By Susan Hartley
January 2, 2014
By Holly McElwee
It’s a new year and a perfect time to attack a few areas of your home that need put in order. Here’s a few of my organizational strategies that can help you get your house straightened for 2014.
I love containers. They are the best way to take a collection of random objects and keep them under control. Containers are especially useful in kids’ bedrooms where a million tiny pieces litter the floor on a regular basis. LEGOs, Barbie shoes, Polly Pockets, Matchbox cars…why do toy manufacturers insist on creating the tiniest toy pieces in the world? In my constant quest to keep these in order, containers are my best friend.
I help my kids use these containers by color coding and labeling to identify items and their purposes. Perhaps the red toy bin is for LEGOs and the yellow bin is for Barbie clothes. The colors help get all items sorted and stored. I label the containers in a way that will also be helpful. For a non-reading child, pictures on the labels identify what goes in each container. An older child can have regular printed labels to identify the container’s purpose.
I’ve used containers to organize other parts of my house, too. My linen closet has round baskets with all the items sorted accordingly. The bathroom cabinet has a series of small baskets for all the soaps, medicines, and beauty products that need to be stored in there. In my mud room I have a variety of baskets and containers to sort hats, gloves, mittens, bags, umbrellas, and more. The containers help keep everything sorted and easy to find.
I shop for containers at the dollar store first. There’s a variety of sizes, shapes, and colors all just for $1.00. This saves money as containers can be expensive. If the dollar store doesn’t have exactly what I’m looking for, then I move on to other retailers. Some stores even sell shelves with all the containers included. It makes sense just to buy the entire system if a closet or shelf isn’t already in place.

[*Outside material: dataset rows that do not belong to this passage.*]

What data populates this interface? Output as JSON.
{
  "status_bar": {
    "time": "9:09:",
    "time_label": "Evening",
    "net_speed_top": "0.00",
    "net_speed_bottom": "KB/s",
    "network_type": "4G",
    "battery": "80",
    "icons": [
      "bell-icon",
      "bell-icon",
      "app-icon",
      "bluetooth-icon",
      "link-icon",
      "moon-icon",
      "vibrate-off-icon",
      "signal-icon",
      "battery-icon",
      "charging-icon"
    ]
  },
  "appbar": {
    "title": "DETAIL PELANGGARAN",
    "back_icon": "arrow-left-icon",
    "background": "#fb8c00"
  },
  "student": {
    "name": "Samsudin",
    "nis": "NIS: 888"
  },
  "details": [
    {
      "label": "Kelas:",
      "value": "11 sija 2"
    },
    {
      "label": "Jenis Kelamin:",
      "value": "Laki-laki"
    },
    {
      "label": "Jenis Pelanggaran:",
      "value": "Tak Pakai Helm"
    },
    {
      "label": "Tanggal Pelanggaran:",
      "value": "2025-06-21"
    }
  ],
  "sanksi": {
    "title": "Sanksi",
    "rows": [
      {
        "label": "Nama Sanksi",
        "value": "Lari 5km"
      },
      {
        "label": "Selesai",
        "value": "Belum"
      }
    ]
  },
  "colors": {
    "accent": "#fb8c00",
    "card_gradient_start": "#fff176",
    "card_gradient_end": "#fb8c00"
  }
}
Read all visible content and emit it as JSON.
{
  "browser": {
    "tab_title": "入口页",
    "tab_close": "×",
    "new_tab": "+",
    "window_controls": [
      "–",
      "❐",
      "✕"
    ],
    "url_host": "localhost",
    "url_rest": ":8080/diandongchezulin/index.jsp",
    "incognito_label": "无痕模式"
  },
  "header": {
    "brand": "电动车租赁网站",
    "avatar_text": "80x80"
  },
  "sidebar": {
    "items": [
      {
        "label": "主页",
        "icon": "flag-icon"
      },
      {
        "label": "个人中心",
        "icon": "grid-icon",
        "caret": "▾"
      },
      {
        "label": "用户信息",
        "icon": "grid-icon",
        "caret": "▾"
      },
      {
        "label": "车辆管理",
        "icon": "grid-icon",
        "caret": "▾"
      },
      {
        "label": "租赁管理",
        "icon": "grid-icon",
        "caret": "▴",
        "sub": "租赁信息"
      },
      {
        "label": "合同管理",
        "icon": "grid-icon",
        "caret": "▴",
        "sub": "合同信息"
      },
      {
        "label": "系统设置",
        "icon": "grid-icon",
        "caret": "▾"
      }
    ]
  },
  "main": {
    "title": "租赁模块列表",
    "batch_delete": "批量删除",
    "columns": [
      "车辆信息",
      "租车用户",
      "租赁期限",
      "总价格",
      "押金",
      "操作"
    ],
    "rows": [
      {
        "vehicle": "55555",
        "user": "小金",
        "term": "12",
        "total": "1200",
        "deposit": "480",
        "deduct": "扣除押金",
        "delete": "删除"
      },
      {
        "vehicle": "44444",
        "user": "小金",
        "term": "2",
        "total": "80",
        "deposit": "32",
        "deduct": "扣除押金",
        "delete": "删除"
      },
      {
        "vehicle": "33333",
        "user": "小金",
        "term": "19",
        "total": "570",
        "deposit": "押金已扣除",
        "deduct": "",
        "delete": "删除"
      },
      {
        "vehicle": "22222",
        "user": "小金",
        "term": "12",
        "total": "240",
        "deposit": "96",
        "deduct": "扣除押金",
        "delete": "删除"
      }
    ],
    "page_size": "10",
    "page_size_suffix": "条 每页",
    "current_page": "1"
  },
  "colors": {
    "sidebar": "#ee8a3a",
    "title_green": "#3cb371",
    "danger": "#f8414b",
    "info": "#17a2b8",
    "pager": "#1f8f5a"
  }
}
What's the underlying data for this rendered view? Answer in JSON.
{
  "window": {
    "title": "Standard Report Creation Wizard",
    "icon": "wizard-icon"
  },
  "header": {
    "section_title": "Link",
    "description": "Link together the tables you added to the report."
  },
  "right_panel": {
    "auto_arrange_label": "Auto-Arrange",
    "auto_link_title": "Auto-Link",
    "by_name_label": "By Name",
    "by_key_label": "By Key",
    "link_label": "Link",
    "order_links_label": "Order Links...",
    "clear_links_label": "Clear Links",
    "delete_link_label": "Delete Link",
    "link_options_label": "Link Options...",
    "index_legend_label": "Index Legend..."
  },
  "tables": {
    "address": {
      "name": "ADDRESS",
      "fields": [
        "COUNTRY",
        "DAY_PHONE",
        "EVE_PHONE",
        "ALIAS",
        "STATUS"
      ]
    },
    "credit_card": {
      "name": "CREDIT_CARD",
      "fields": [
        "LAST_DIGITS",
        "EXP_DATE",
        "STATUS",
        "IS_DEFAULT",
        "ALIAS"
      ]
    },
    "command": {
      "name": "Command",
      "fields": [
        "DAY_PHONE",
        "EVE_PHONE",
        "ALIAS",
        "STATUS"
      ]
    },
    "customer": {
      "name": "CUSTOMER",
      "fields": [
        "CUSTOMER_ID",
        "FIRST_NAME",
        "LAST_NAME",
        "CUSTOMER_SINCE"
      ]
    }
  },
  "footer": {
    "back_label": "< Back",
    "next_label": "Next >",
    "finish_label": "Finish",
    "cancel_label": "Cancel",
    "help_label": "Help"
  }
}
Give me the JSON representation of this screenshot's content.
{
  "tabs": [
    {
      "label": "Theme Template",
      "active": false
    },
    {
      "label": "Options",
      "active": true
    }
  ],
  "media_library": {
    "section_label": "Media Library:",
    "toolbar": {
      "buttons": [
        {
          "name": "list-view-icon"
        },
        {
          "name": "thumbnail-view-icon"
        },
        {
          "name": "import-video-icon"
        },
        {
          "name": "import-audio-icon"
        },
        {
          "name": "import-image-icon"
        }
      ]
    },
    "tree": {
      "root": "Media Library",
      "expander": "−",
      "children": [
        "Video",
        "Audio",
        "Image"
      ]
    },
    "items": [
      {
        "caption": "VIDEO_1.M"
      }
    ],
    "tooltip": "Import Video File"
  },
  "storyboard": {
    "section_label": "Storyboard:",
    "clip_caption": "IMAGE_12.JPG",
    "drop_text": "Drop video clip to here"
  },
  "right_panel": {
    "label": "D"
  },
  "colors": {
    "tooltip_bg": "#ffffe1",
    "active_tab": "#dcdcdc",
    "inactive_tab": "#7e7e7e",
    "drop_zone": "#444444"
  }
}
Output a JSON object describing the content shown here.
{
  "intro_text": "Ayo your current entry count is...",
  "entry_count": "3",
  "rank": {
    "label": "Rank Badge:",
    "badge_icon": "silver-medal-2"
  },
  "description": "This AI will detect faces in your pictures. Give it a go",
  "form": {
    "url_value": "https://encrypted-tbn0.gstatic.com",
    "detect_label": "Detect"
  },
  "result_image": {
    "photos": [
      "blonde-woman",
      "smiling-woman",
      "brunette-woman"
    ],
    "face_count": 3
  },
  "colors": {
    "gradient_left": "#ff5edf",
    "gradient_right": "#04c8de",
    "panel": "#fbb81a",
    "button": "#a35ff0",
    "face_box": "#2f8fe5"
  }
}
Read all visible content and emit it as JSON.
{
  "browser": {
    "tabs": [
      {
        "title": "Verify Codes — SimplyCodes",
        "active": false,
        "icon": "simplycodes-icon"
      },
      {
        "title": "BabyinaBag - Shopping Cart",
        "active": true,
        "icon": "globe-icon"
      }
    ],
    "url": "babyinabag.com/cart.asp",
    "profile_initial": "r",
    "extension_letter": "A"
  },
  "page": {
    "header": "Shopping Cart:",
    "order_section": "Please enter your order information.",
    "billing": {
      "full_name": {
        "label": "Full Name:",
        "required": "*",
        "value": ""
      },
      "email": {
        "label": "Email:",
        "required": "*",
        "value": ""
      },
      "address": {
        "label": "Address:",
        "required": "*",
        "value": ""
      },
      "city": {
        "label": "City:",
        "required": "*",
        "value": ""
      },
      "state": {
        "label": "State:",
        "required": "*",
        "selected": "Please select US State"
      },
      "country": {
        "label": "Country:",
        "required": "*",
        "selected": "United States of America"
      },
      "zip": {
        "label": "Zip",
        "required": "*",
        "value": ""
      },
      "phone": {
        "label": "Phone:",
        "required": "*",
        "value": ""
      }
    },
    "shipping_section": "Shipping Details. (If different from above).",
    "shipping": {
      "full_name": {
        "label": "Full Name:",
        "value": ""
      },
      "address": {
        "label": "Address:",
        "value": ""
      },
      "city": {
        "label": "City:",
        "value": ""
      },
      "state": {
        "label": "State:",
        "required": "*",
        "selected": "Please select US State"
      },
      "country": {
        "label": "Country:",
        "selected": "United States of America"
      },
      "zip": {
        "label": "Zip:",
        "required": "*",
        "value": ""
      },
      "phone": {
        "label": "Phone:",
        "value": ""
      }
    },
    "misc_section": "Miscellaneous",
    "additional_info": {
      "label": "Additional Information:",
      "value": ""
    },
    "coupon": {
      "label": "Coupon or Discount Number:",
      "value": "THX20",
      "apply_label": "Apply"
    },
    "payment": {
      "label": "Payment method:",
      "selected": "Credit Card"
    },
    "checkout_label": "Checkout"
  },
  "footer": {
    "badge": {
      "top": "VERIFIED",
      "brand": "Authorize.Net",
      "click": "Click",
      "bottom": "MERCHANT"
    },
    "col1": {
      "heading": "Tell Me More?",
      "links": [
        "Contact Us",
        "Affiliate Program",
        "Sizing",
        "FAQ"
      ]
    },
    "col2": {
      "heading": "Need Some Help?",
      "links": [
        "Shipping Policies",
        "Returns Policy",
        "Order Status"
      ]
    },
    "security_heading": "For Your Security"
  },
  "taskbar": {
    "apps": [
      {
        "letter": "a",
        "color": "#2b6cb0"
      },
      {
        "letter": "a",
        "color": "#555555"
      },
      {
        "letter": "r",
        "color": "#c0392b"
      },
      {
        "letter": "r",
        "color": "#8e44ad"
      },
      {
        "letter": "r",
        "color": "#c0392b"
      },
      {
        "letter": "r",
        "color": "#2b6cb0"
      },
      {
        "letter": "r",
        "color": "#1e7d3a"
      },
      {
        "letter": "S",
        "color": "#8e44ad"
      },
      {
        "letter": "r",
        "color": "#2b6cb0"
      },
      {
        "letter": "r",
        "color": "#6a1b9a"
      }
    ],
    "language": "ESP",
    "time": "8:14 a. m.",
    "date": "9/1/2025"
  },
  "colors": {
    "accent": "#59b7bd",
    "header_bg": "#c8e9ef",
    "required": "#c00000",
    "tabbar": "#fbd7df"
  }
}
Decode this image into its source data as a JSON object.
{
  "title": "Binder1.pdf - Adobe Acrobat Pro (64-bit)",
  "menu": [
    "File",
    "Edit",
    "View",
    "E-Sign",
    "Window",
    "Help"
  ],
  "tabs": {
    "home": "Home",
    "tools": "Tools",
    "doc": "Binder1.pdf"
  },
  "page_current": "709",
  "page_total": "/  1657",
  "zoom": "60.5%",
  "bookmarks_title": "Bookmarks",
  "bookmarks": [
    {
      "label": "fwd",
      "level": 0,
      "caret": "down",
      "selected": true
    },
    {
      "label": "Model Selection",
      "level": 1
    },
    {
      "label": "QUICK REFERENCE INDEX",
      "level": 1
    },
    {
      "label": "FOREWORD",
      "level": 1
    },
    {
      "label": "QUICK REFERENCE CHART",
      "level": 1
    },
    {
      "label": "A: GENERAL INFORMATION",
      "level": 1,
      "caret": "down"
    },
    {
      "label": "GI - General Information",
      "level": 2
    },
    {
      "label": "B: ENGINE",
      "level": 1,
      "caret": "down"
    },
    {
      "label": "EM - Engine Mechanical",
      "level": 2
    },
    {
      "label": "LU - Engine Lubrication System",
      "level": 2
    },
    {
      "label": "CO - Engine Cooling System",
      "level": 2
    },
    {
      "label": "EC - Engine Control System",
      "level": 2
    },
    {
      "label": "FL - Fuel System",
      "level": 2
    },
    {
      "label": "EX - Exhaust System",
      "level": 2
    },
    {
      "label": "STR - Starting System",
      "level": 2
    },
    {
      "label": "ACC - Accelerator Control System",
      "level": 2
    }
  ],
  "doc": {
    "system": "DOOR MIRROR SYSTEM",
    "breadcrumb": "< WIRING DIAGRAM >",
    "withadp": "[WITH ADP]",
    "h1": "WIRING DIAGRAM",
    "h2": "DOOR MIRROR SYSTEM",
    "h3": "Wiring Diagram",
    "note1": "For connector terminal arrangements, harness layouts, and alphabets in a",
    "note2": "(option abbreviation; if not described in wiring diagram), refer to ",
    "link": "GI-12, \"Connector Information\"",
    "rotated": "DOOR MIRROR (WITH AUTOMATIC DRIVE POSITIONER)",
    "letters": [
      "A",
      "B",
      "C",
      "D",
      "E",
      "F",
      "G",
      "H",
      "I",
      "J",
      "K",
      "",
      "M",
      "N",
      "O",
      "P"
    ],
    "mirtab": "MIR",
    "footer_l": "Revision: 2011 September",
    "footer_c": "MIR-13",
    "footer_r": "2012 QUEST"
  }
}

I label to stay organized. It helps to make labels for every drawer, container, notebook, and shelf. This communicates exactly where items are meant to be stored, and it helps children learn to categorize. Instead of remembering where items are supposed to go, a quick glance at the label gets the job done. Labels can be as simple as handwritten slips of paper or as fancy as computer-generated tags with clip art and color. If only my family sees the labels, I keep it basic and quick. If the labels are visible to everyone, I try to do a creative look to match my home decor.
For quick labeling it makes sense to buy a label maker at the office-supply store. These come in a variety of prices and functions, and they can be carried through the house for easy labeling. A label maker is a handy tool at work, too. Office supply stores also sell other types of labels that can be fed through a home printer.
The new year is a great time to clean closets. Clothes and shoes that haven’t been worn in a year can go. I also look at other storage areas. What’s tucked in the back of cabinets? What’s in the garage and basement? I sort through my Christmas decorations as I take down my tree and weed out items that haven’t been used or that show wear and tear. I make donations to charitable organizations such as Goodwill, the Salvation Army, or the Vietnam Vets. The Vietnam Vets will even pick up donations, and it’s easy to contact them at www.pickupsforvets.com to arrange a time.
Don’t start 2014 in an unorganized mess. Take the month of January to organize your house. It’s time well spent and will set you well on the way to an orderly year.
Read more at www.travelingteacheronline.com .